▸ ASSIGNMENT: Could you show all lines in the entries below that contain the string "Submit"?

▸ Entries from a dataset of interfaces:
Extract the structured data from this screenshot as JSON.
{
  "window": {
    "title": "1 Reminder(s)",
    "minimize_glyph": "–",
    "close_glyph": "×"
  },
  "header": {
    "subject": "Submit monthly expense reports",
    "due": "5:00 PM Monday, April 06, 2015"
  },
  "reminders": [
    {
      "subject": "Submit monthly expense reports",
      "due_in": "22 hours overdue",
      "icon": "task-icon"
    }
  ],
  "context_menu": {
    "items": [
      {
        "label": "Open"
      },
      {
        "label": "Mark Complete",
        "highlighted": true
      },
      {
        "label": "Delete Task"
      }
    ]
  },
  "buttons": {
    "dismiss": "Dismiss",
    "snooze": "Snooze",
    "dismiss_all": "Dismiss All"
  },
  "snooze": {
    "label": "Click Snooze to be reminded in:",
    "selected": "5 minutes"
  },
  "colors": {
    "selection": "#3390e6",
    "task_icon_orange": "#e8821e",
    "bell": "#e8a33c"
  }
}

▸ RESPONSE:
    "subject": "Submit monthly expense reports",
      "subject": "Submit monthly expense reports",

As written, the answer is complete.